An extraordinary summit of the SADC heads of state and government held in Maputo last month recommended the deployment of a standby force to help the country fight terrorism in Cabo Delgado province.
But before SADC could deploy its forces, Rwanda last Friday announced that it would put boots on the ground to help stem a conflict that has claimed thousands of lives.
Rwanda’s deployment has already annoyed key members of SADC, among them South Africa, The NewsHawks reported.
South Africa’s Defence Minister, Nosiviwe Mapisa-Nqakula, said on Saturday she “regretted” that the deployment of Rwandese troops happened before SADC has deployed its force. She said:
Regardless of the bilateral agreement, it would be expected that Rwanda’s intervention to help Mozambique would happen within the regional mandate decided by the SADC heads of state.
However, Mozambican President Filipe Nyusi defended his position. Speaking during a visit to military units deployed in central Mozambique’s Sofala province on Monday, he said Mozambique is “a sovereign nation and SADC respects that”.
A leading political scientist based in Mozambique has said while South Africa’s dissatisfaction over the deployment of Rwandese forces to Mozambique was somehow justified, a US$12 million budget drawn up by SADC is not enough to finance a major operation without external support.

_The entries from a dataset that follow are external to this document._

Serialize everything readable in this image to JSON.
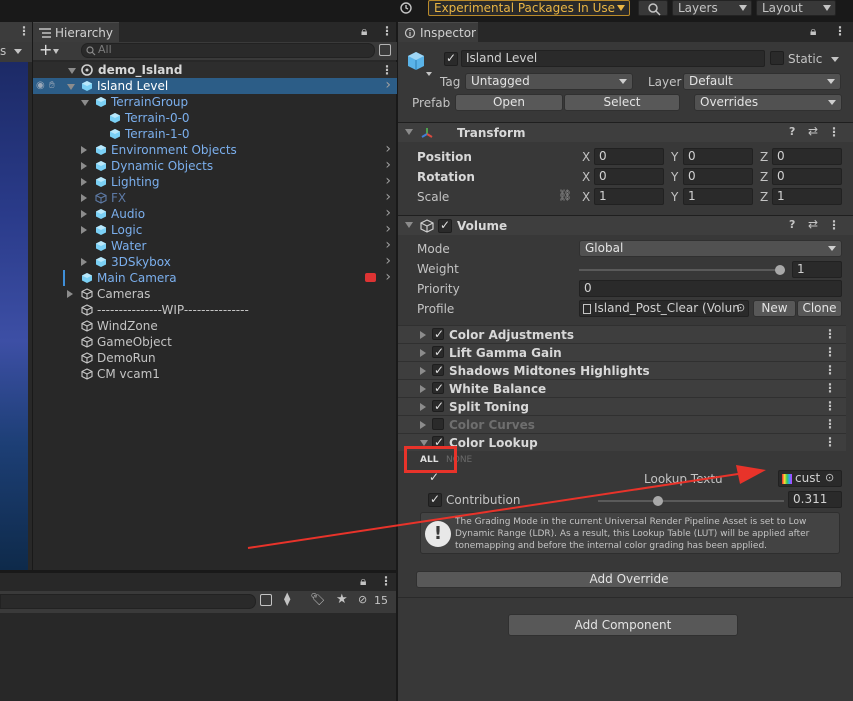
{
  "toolbar": {
    "experimental_label": "Experimental Packages In Use",
    "layers_label": "Layers",
    "layout_label": "Layout"
  },
  "scene_tab": {
    "label": "s"
  },
  "hierarchy": {
    "tab_label": "Hierarchy",
    "search_placeholder": "All",
    "add_label": "+",
    "scene_name": "demo_Island",
    "items": [
      {
        "label": "Island Level"
      },
      {
        "label": "TerrainGroup"
      },
      {
        "label": "Terrain-0-0"
      },
      {
        "label": "Terrain-1-0"
      },
      {
        "label": "Environment Objects"
      },
      {
        "label": "Dynamic Objects"
      },
      {
        "label": "Lighting"
      },
      {
        "label": "FX"
      },
      {
        "label": "Audio"
      },
      {
        "label": "Logic"
      },
      {
        "label": "Water"
      },
      {
        "label": "3DSkybox"
      },
      {
        "label": "Main Camera"
      },
      {
        "label": "Cameras"
      },
      {
        "label": "---------------WIP---------------"
      },
      {
        "label": "WindZone"
      },
      {
        "label": "GameObject"
      },
      {
        "label": "DemoRun"
      },
      {
        "label": "CM vcam1"
      }
    ]
  },
  "bottom_panel": {
    "hidden_count": "15"
  },
  "inspector": {
    "tab_label": "Inspector",
    "object_name": "Island Level",
    "static_label": "Static",
    "tag_label": "Tag",
    "tag_value": "Untagged",
    "layer_label": "Layer",
    "layer_value": "Default",
    "prefab_label": "Prefab",
    "open_label": "Open",
    "select_label": "Select",
    "overrides_label": "Overrides",
    "transform": {
      "title": "Transform",
      "position_label": "Position",
      "rotation_label": "Rotation",
      "scale_label": "Scale",
      "x": "X",
      "y": "Y",
      "z": "Z",
      "position": [
        "0",
        "0",
        "0"
      ],
      "rotation": [
        "0",
        "0",
        "0"
      ],
      "scale": [
        "1",
        "1",
        "1"
      ]
    },
    "volume": {
      "title": "Volume",
      "mode_label": "Mode",
      "mode_value": "Global",
      "weight_label": "Weight",
      "weight_value": "1",
      "weight_fraction": 1.0,
      "priority_label": "Priority",
      "priority_value": "0",
      "profile_label": "Profile",
      "profile_value": "Island_Post_Clear (Volun",
      "new_label": "New",
      "clone_label": "Clone"
    },
    "overrides": [
      {
        "label": "Color Adjustments",
        "enabled": true
      },
      {
        "label": "Lift Gamma Gain",
        "enabled": true
      },
      {
        "label": "Shadows Midtones Highlights",
        "enabled": true
      },
      {
        "label": "White Balance",
        "enabled": true
      },
      {
        "label": "Split Toning",
        "enabled": true
      },
      {
        "label": "Color Curves",
        "enabled": false
      },
      {
        "label": "Color Lookup",
        "enabled": true
      }
    ],
    "color_lookup": {
      "all_label": "ALL",
      "none_label": "NONE",
      "lookup_texture_label": "Lookup Textu",
      "lookup_texture_value": "cust",
      "contribution_label": "Contribution",
      "contribution_value": "0.311",
      "contribution_fraction": 0.311,
      "info_text": "The Grading Mode in the current Universal Render Pipeline Asset is set to Low Dynamic Range (LDR). As a result, this Lookup Table (LUT) will be applied after tonemapping and before the internal color grading has been applied."
    },
    "add_override_label": "Add Override",
    "add_component_label": "Add Component"
  },
  "colors": {
    "annotation_red": "#e8332a",
    "selection_blue": "#2c5d87",
    "warning_orange": "#e9b544"
  }
}
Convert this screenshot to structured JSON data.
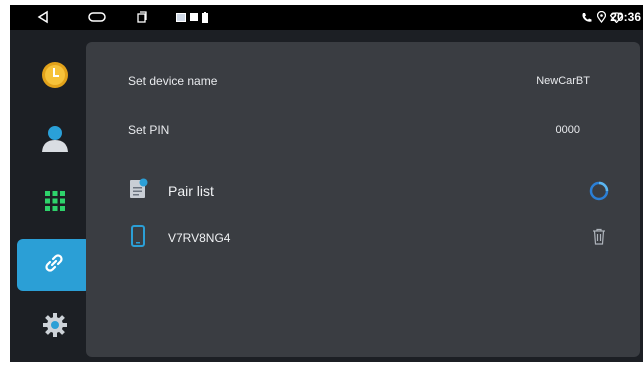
{
  "status_bar": {
    "time": "20:36",
    "icons": [
      "back-icon",
      "home-icon",
      "recents-icon",
      "image-icon",
      "sim-icon",
      "battery-icon",
      "phone-icon",
      "location-icon",
      "wifi-icon"
    ]
  },
  "sidebar": {
    "items": [
      {
        "name": "clock",
        "icon": "clock-icon",
        "active": false
      },
      {
        "name": "contacts",
        "icon": "contact-icon",
        "active": false
      },
      {
        "name": "dialpad",
        "icon": "dialpad-icon",
        "active": false
      },
      {
        "name": "link",
        "icon": "link-icon",
        "active": true
      },
      {
        "name": "settings",
        "icon": "gear-icon",
        "active": false
      }
    ]
  },
  "settings": {
    "device_name_label": "Set device name",
    "device_name_value": "NewCarBT",
    "pin_label": "Set PIN",
    "pin_value": "0000"
  },
  "pair_list": {
    "title": "Pair list",
    "devices": [
      {
        "name": "V7RV8NG4"
      }
    ]
  },
  "colors": {
    "accent": "#2b9fd6",
    "panel": "#3a3d42",
    "background": "#1c1f24",
    "text": "#e9ebee"
  }
}
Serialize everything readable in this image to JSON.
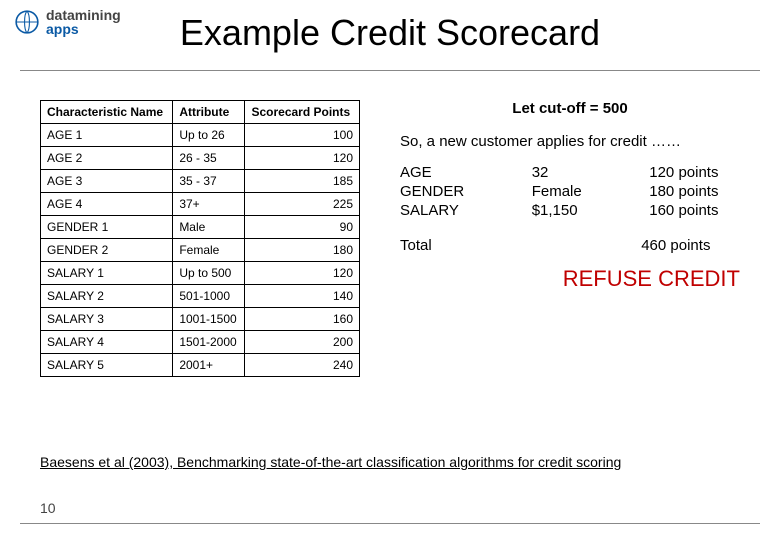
{
  "logo": {
    "line1": "datamining",
    "line2": "apps"
  },
  "title": "Example Credit Scorecard",
  "table": {
    "headers": [
      "Characteristic Name",
      "Attribute",
      "Scorecard Points"
    ],
    "rows": [
      {
        "name": "AGE 1",
        "attr": "Up to 26",
        "pts": "100"
      },
      {
        "name": "AGE 2",
        "attr": "26 - 35",
        "pts": "120"
      },
      {
        "name": "AGE 3",
        "attr": "35 - 37",
        "pts": "185"
      },
      {
        "name": "AGE 4",
        "attr": "37+",
        "pts": "225"
      },
      {
        "name": "GENDER 1",
        "attr": "Male",
        "pts": "90"
      },
      {
        "name": "GENDER 2",
        "attr": "Female",
        "pts": "180"
      },
      {
        "name": "SALARY 1",
        "attr": "Up to 500",
        "pts": "120"
      },
      {
        "name": "SALARY 2",
        "attr": "501-1000",
        "pts": "140"
      },
      {
        "name": "SALARY 3",
        "attr": "1001-1500",
        "pts": "160"
      },
      {
        "name": "SALARY 4",
        "attr": "1501-2000",
        "pts": "200"
      },
      {
        "name": "SALARY 5",
        "attr": "2001+",
        "pts": "240"
      }
    ]
  },
  "right": {
    "cutoff": "Let cut-off = 500",
    "apply_line": "So, a new customer applies for credit ……",
    "score_rows": [
      {
        "label": "AGE",
        "value": "32",
        "points": "120 points"
      },
      {
        "label": "GENDER",
        "value": "Female",
        "points": "180 points"
      },
      {
        "label": "SALARY",
        "value": "$1,150",
        "points": "160 points"
      }
    ],
    "total_label": "Total",
    "total_points": "460 points",
    "decision": "REFUSE CREDIT"
  },
  "citation": "Baesens et al (2003), Benchmarking state-of-the-art classification algorithms for credit scoring",
  "page_number": "10"
}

Adriano Navunga, director of the Maputo-based Centre for Democracy and Development, said:
Indeed the South Africans are not happy, understandably. The South Africans have been in the forefront with the SADC deployment to Mozambique and when the extraordinary summit of the heads of state and government endorsed the recommendation to deploy a SADC standby force to Mozambique it was also agreed that Mozambique could tap into other support from African states.
However, the understanding was that such additional support would come within the framework of SADC, not parallel to SADC. But the reality is the current Rwandan deployment is not only parallel to SADC but it has been given priority.
According to a leaked report done by a regional technical team, the SADC intervention force would comprise three light infantry battalions of 620 soldiers each, a light infantry battalion headquarters with 90 troops, two special forces squadrons of 70 soldiers each, 100 engineers, 100 logistics coordinators, 120 signals experts and 42 technicians, among other military personnel.
There are also helicopters as well as transport aircraft, patrol ships, a submarine and a maritime aircraft to patrol the Cabo Delgado coastline to intercept insurgents’ movements, supplies and combat their drug trafficking activities, said to be a source of financing for the insurgency.